SOURCE DATA.
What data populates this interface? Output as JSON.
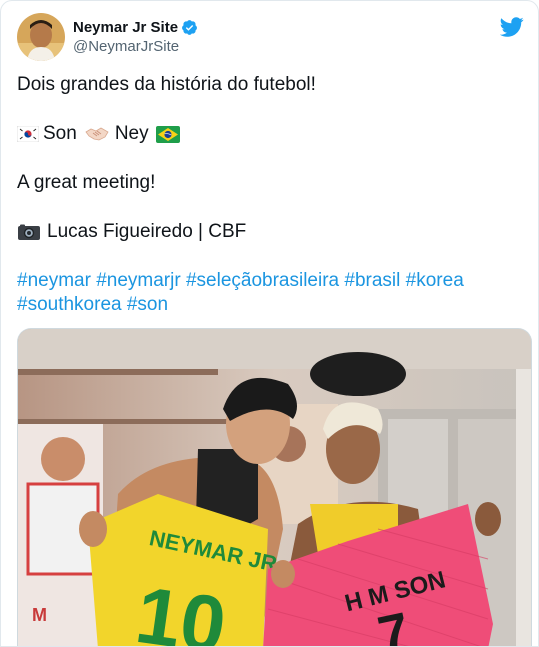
{
  "author": {
    "display_name": "Neymar Jr Site",
    "handle": "@NeymarJrSite",
    "verified": true,
    "avatar_icon": "avatar-photo"
  },
  "platform_icon": "twitter-bird-icon",
  "tweet": {
    "line1": "Dois grandes da história do futebol!",
    "line2_left": "Son",
    "line2_right": "Ney",
    "line3": "A great meeting!",
    "line4_credit": "Lucas Figueiredo | CBF",
    "hashtags_row1": [
      "#neymar",
      "#neymarjr",
      "#seleçãobrasileira",
      "#brasil",
      "#korea"
    ],
    "hashtags_row2": [
      "#southkorea",
      "#son"
    ]
  },
  "photo": {
    "shirt_left_name": "NEYMAR JR",
    "shirt_left_number": "10",
    "shirt_right_name": "H M SON",
    "shirt_right_number": "7"
  },
  "colors": {
    "hashtag": "#1b95e0",
    "verified": "#1da1f2",
    "brand": "#1da1f2",
    "jersey_yellow": "#f2d52b",
    "jersey_green": "#1f8a3a",
    "jersey_pink": "#ef4d78"
  }
}
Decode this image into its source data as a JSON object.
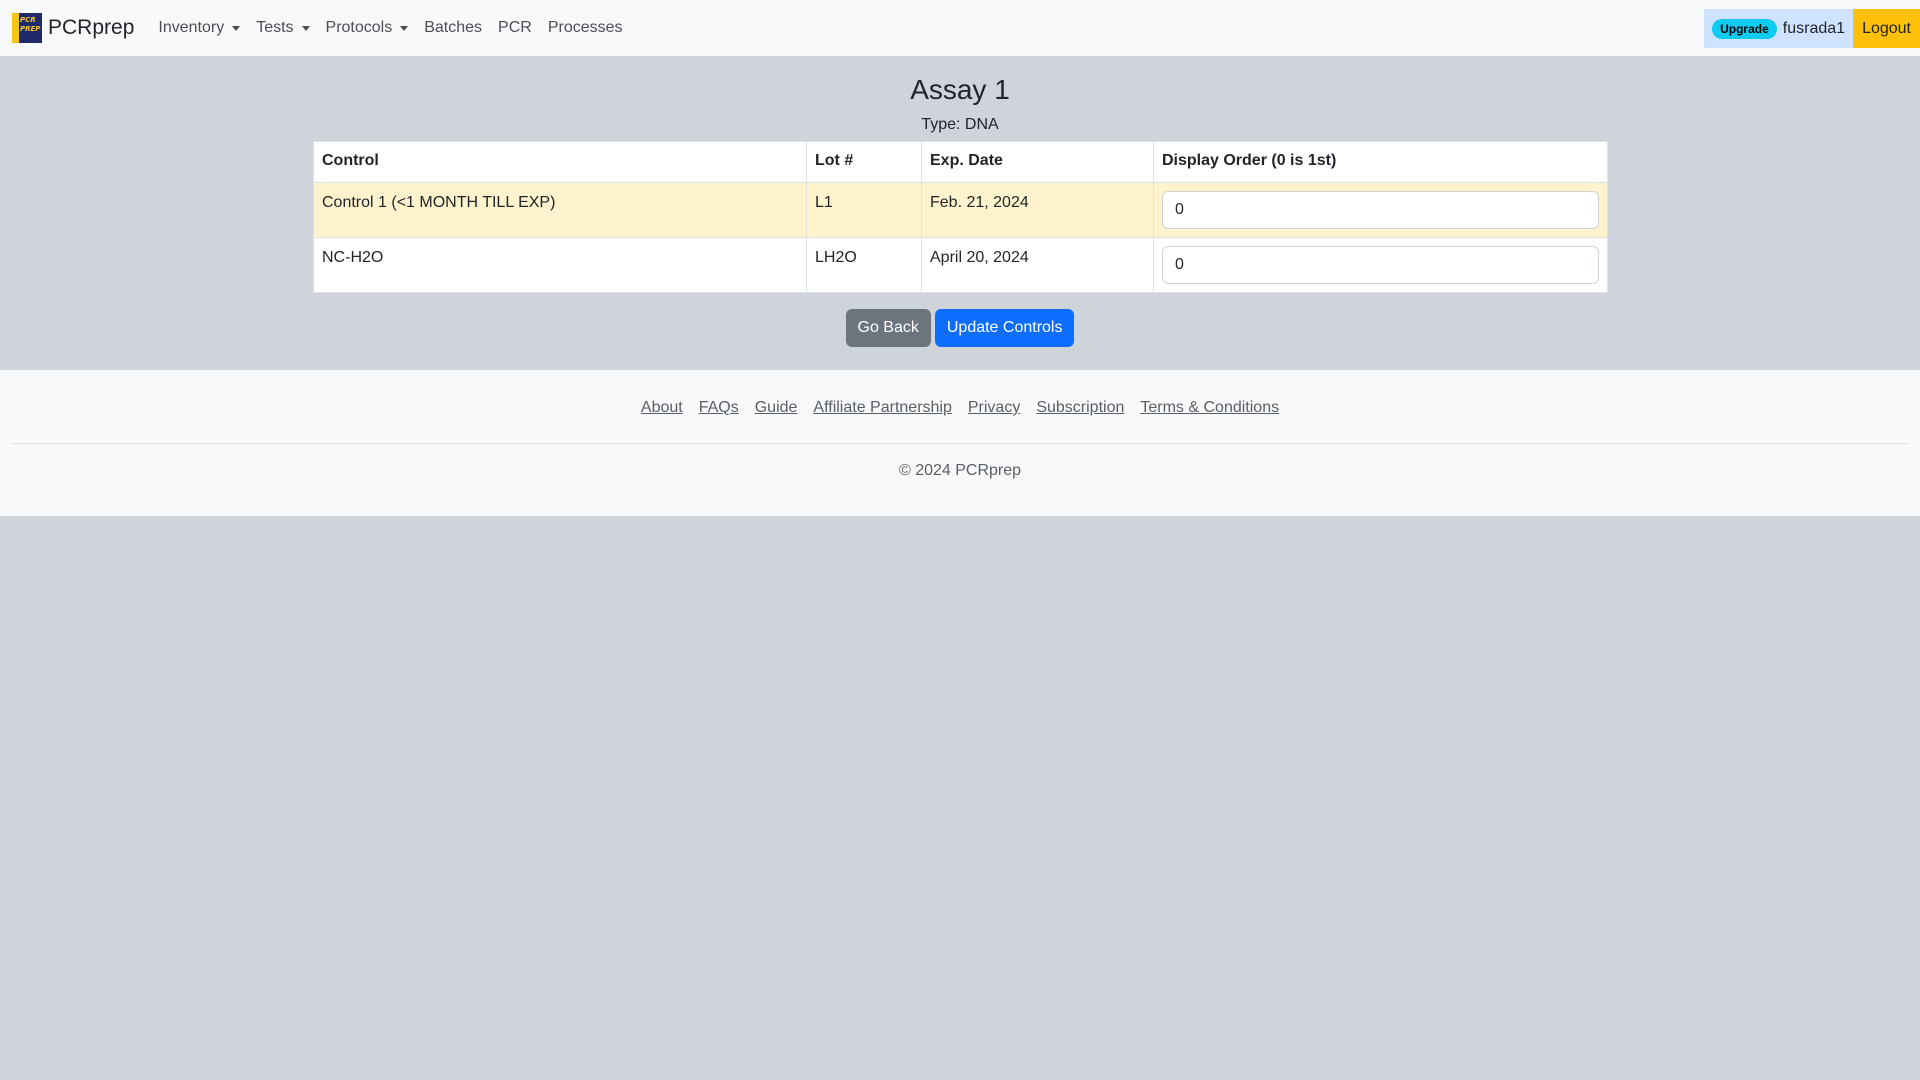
{
  "navbar": {
    "brand": "PCRprep",
    "logo_text": "PCR PREP",
    "items": [
      {
        "label": "Inventory",
        "dropdown": true
      },
      {
        "label": "Tests",
        "dropdown": true
      },
      {
        "label": "Protocols",
        "dropdown": true
      },
      {
        "label": "Batches",
        "dropdown": false
      },
      {
        "label": "PCR",
        "dropdown": false
      },
      {
        "label": "Processes",
        "dropdown": false
      }
    ],
    "upgrade_badge": "Upgrade",
    "username": "fusrada1",
    "logout": "Logout"
  },
  "main": {
    "title": "Assay 1",
    "subtitle": "Type: DNA",
    "table": {
      "headers": [
        "Control",
        "Lot #",
        "Exp. Date",
        "Display Order (0 is 1st)"
      ],
      "rows": [
        {
          "control": "Control 1 (<1 MONTH TILL EXP)",
          "lot": "L1",
          "exp_date": "Feb. 21, 2024",
          "display_order": "0",
          "status": "warning"
        },
        {
          "control": "NC-H2O",
          "lot": "LH2O",
          "exp_date": "April 20, 2024",
          "display_order": "0",
          "status": "normal"
        }
      ]
    },
    "buttons": {
      "go_back": "Go Back",
      "update": "Update Controls"
    }
  },
  "footer": {
    "links": [
      "About",
      "FAQs",
      "Guide",
      "Affiliate Partnership",
      "Privacy",
      "Subscription",
      "Terms & Conditions"
    ],
    "copyright": "© 2024 PCRprep"
  },
  "colors": {
    "page_bg": "#cfd4db",
    "navbar_bg": "#f8f9fa",
    "warning_row": "#fff3cd",
    "primary": "#0d6efd",
    "secondary": "#6c757d",
    "upgrade_badge": "#0dcaf0",
    "logout": "#ffc107"
  }
}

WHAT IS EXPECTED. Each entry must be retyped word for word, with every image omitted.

RESULT.
What data populates this interface? Output as JSON.
{
  "author": {
    "display_name": "Neymar Jr Site",
    "handle": "@NeymarJrSite",
    "verified": true,
    "avatar_icon": "avatar-photo"
  },
  "platform_icon": "twitter-bird-icon",
  "tweet": {
    "line1": "Dois grandes da história do futebol!",
    "line2_left": "Son",
    "line2_right": "Ney",
    "line3": "A great meeting!",
    "line4_credit": "Lucas Figueiredo | CBF",
    "hashtags_row1": [
      "#neymar",
      "#neymarjr",
      "#seleçãobrasileira",
      "#brasil",
      "#korea"
    ],
    "hashtags_row2": [
      "#southkorea",
      "#son"
    ]
  },
  "photo": {
    "shirt_left_name": "NEYMAR JR",
    "shirt_left_number": "10",
    "shirt_right_name": "H M SON",
    "shirt_right_number": "7"
  },
  "colors": {
    "hashtag": "#1b95e0",
    "verified": "#1da1f2",
    "brand": "#1da1f2",
    "jersey_yellow": "#f2d52b",
    "jersey_green": "#1f8a3a",
    "jersey_pink": "#ef4d78"
  }
}
Decode this image into its source data as a JSON object.
{
  "navbar": {
    "brand": "PCRprep",
    "logo_text": "PCR PREP",
    "items": [
      {
        "label": "Inventory",
        "dropdown": true
      },
      {
        "label": "Tests",
        "dropdown": true
      },
      {
        "label": "Protocols",
        "dropdown": true
      },
      {
        "label": "Batches",
        "dropdown": false
      },
      {
        "label": "PCR",
        "dropdown": false
      },
      {
        "label": "Processes",
        "dropdown": false
      }
    ],
    "upgrade_badge": "Upgrade",
    "username": "fusrada1",
    "logout": "Logout"
  },
  "main": {
    "title": "Assay 1",
    "subtitle": "Type: DNA",
    "table": {
      "headers": [
        "Control",
        "Lot #",
        "Exp. Date",
        "Display Order (0 is 1st)"
      ],
      "rows": [
        {
          "control": "Control 1 (<1 MONTH TILL EXP)",
          "lot": "L1",
          "exp_date": "Feb. 21, 2024",
          "display_order": "0",
          "status": "warning"
        },
        {
          "control": "NC-H2O",
          "lot": "LH2O",
          "exp_date": "April 20, 2024",
          "display_order": "0",
          "status": "normal"
        }
      ]
    },
    "buttons": {
      "go_back": "Go Back",
      "update": "Update Controls"
    }
  },
  "footer": {
    "links": [
      "About",
      "FAQs",
      "Guide",
      "Affiliate Partnership",
      "Privacy",
      "Subscription",
      "Terms & Conditions"
    ],
    "copyright": "© 2024 PCRprep"
  },
  "colors": {
    "page_bg": "#cfd4db",
    "navbar_bg": "#f8f9fa",
    "warning_row": "#fff3cd",
    "primary": "#0d6efd",
    "secondary": "#6c757d",
    "upgrade_badge": "#0dcaf0",
    "logout": "#ffc107"
  }
}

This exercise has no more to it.